Larger frontage requirement for subdivisions OK'd by TPZ

Despite requests for another public hearing -- including one from the first selectman -- the Town Plan and Zoning Commission has unanimously approved an amendment to the town zoning regulations that will increase the size of lot frontage required for subdivision of residential property.

Property owners of large acreage in town opposed the change, arguing the new rule would, in essence, take sections of their property without compensation because of the more limited development that would be possible.

However, others concerned about too much development in town urged its approval at the TPZ's August hearing.

Until the change, which was approved Tuesday by the TPZ, a 20-foot street frontage for each lot in a subdivision was required. The new regulation will require frontage of anywhere from 50 feet in a C residential zone to 200 feet in the AAA zones.

"This is land people paid for," lawyer Michael Bologna had said during the public hearing. "You're infringing on people's right to build on their land."

Bologna and lawyer William Fitzpatrick had spoken against the amendment at the hearing, and a half-page ad was taken out in the Aug. 9 issue of the Fairfield Citizen urging residents to oppose the change. The ad listed a website,, which had not been updated since immediately after the hearing on Aug. 28.

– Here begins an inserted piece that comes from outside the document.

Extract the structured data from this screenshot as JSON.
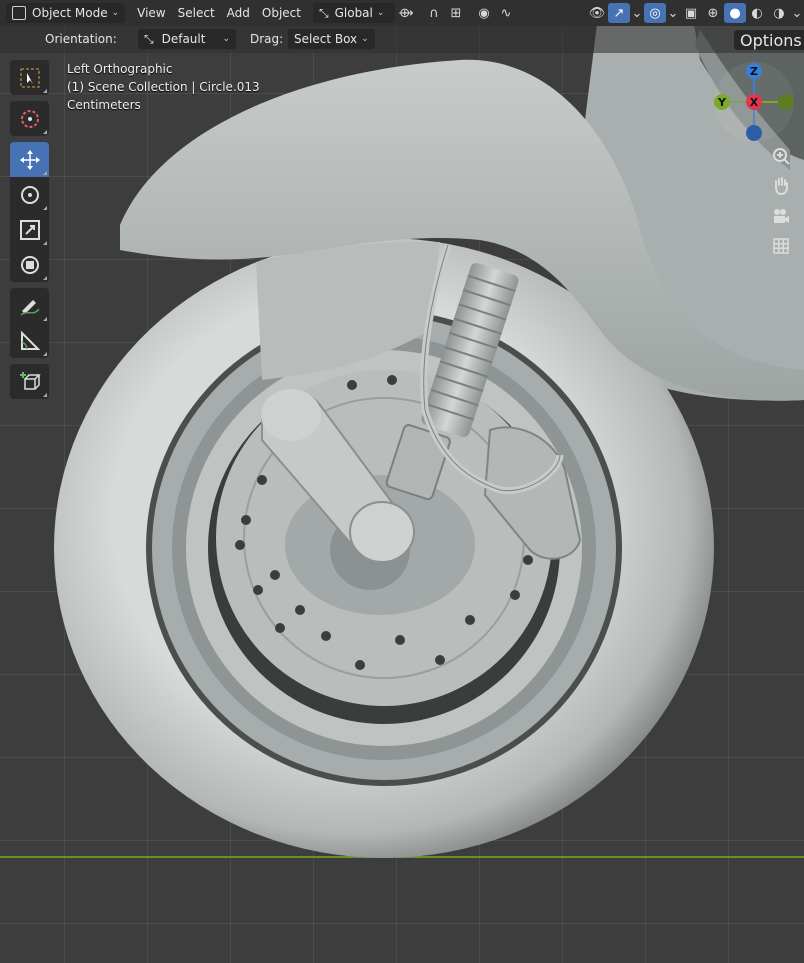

The amendment received support from Fairfielders Protecting Land and Neighborhoods, a citizen land-use group.

First Selectman Michael Tetreau sent an Aug. 16 email to Planning Director Joseph Devonshuk asking if a second public hearing could be held.

"I am getting some feedback on the back lot regulations that are proposed," Tetreau wrote. "From what I'm hearing, a number of people are saying they just weren't aware of the agenda item in time to make the last meeting."

The hearing took place Aug. 13.

Merwins Lane resident Samuel E. Banks, in a Sept. 4 letter to Representative Town Meeting members in District 3, said he also made a plea for another hearing, and asked if the RTM could do anything to postpone the vote by the TPZ.

"To whom does the Planning and Zoning Commission report?" Banks wrote. "They propose an amendment and then vote on it. I'm not a student of government or law but this surely lacks `due process.' "

The TPZ is an elected board.

Banks said that the majority of affected owners are unaware of the proposed change, which he said reduces the number of potential lots that could be subdivided on his property. "These lots are my IRA, 401k and long-term care insurance all rolled into one," Banks wrote. "This proposal therefore is a 50 percent write-down of my retirement plan. Should Planning and Zoning be able to do this? An investment in Fairfield real estate should not be high risk."

TPZ Commissioner Richard Jacobs said the planning meetings started in February and were all open to the public.

"This has been a regulation change that started a long time ago," Jacobs said Tuesday. "We've had many meetings on this."

Commissioner Douglas Soutar said he read emails from people who were not in town in August and were unable to attend the hearing, and suggested that perhaps a second hearing could be held.

"Last summer in August, we sat here with a packed house with the same notification for Homeland Street," Commissioner Gerald Alessi said. "We spent hours on this. It's not something we did lightly."

And Commissioner Matthew Wagner said even if adopted, homeowners still have an opportunity to seek a variance for their property if they want to subdivide and don't have enough frontage.

"This is not something that was undertaken lightly or with haste," Wagner said.